• **What the task requires**:
Where a picture appears, leave it out, and print the rest of the records as they are.

START Dataset records

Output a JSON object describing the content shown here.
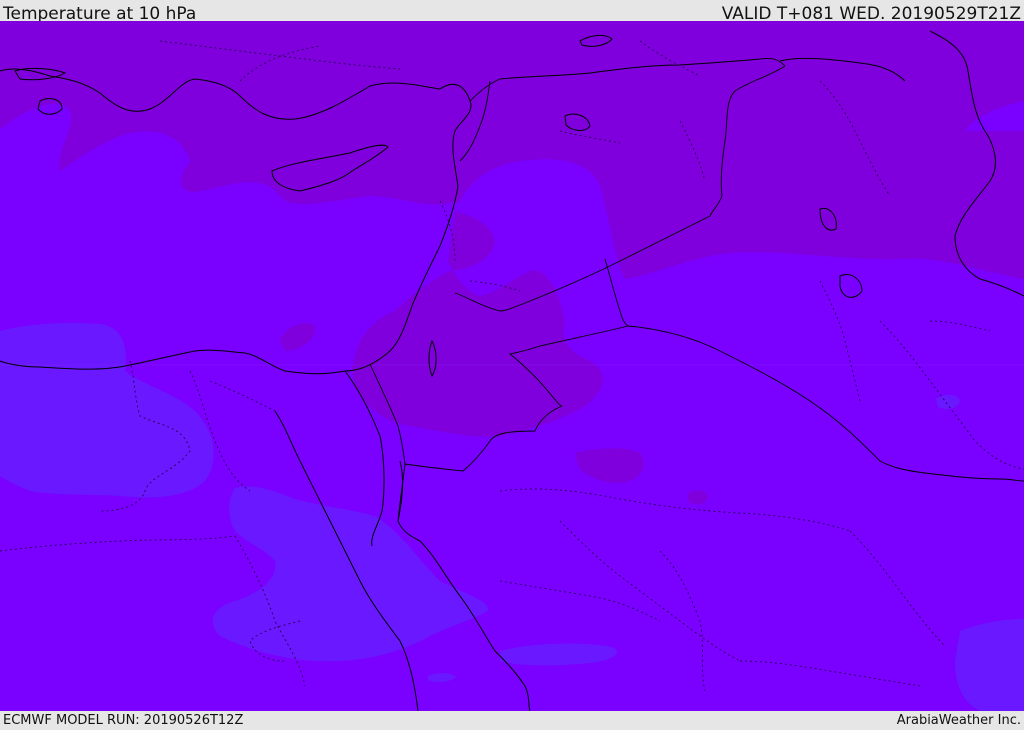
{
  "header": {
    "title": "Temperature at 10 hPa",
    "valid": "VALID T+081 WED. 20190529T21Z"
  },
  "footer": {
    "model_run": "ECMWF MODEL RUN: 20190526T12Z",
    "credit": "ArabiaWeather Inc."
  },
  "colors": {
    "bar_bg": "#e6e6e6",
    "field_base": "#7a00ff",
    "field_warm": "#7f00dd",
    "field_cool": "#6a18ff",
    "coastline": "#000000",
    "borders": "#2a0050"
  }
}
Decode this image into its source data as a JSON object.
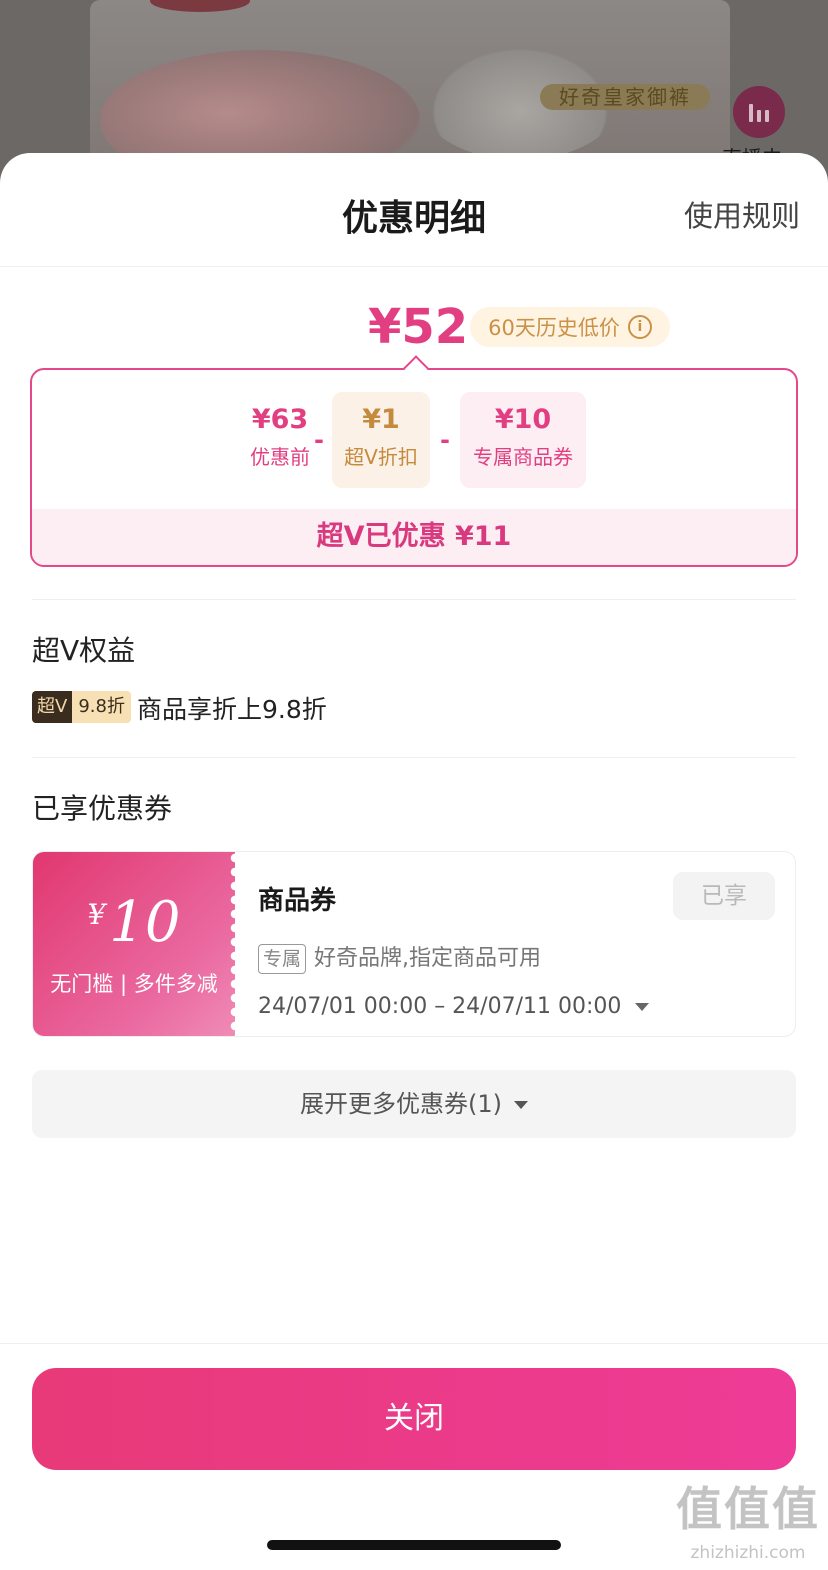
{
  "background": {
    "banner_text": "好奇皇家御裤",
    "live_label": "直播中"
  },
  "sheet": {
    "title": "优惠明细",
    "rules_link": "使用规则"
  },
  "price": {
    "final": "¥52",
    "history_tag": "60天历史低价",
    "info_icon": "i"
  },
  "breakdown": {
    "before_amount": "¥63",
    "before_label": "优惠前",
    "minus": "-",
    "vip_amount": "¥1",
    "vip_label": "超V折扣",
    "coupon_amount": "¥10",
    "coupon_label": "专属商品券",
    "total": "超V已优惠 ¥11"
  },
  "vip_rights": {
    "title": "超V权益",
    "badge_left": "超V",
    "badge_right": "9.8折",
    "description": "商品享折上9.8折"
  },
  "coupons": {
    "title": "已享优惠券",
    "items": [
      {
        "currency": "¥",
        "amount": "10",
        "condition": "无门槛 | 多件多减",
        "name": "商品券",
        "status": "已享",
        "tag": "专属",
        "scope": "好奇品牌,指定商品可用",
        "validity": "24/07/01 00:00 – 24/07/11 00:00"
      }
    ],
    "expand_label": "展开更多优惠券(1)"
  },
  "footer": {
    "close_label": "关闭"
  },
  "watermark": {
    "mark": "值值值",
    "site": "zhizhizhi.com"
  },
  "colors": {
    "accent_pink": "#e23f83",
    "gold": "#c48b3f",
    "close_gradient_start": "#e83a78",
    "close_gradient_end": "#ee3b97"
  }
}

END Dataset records

• **Task answer**:
Output a JSON object describing the content shown here.
{
  "header": {
    "title": "Temperature at 10 hPa",
    "valid": "VALID T+081 WED. 20190529T21Z"
  },
  "footer": {
    "model_run": "ECMWF MODEL RUN: 20190526T12Z",
    "credit": "ArabiaWeather Inc."
  },
  "colors": {
    "bar_bg": "#e6e6e6",
    "field_base": "#7a00ff",
    "field_warm": "#7f00dd",
    "field_cool": "#6a18ff",
    "coastline": "#000000",
    "borders": "#2a0050"
  }
}
Decode this image into its source data as a JSON object.
{
  "background": {
    "banner_text": "好奇皇家御裤",
    "live_label": "直播中"
  },
  "sheet": {
    "title": "优惠明细",
    "rules_link": "使用规则"
  },
  "price": {
    "final": "¥52",
    "history_tag": "60天历史低价",
    "info_icon": "i"
  },
  "breakdown": {
    "before_amount": "¥63",
    "before_label": "优惠前",
    "minus": "-",
    "vip_amount": "¥1",
    "vip_label": "超V折扣",
    "coupon_amount": "¥10",
    "coupon_label": "专属商品券",
    "total": "超V已优惠 ¥11"
  },
  "vip_rights": {
    "title": "超V权益",
    "badge_left": "超V",
    "badge_right": "9.8折",
    "description": "商品享折上9.8折"
  },
  "coupons": {
    "title": "已享优惠券",
    "items": [
      {
        "currency": "¥",
        "amount": "10",
        "condition": "无门槛 | 多件多减",
        "name": "商品券",
        "status": "已享",
        "tag": "专属",
        "scope": "好奇品牌,指定商品可用",
        "validity": "24/07/01 00:00 – 24/07/11 00:00"
      }
    ],
    "expand_label": "展开更多优惠券(1)"
  },
  "footer": {
    "close_label": "关闭"
  },
  "watermark": {
    "mark": "值值值",
    "site": "zhizhizhi.com"
  },
  "colors": {
    "accent_pink": "#e23f83",
    "gold": "#c48b3f",
    "close_gradient_start": "#e83a78",
    "close_gradient_end": "#ee3b97"
  }
}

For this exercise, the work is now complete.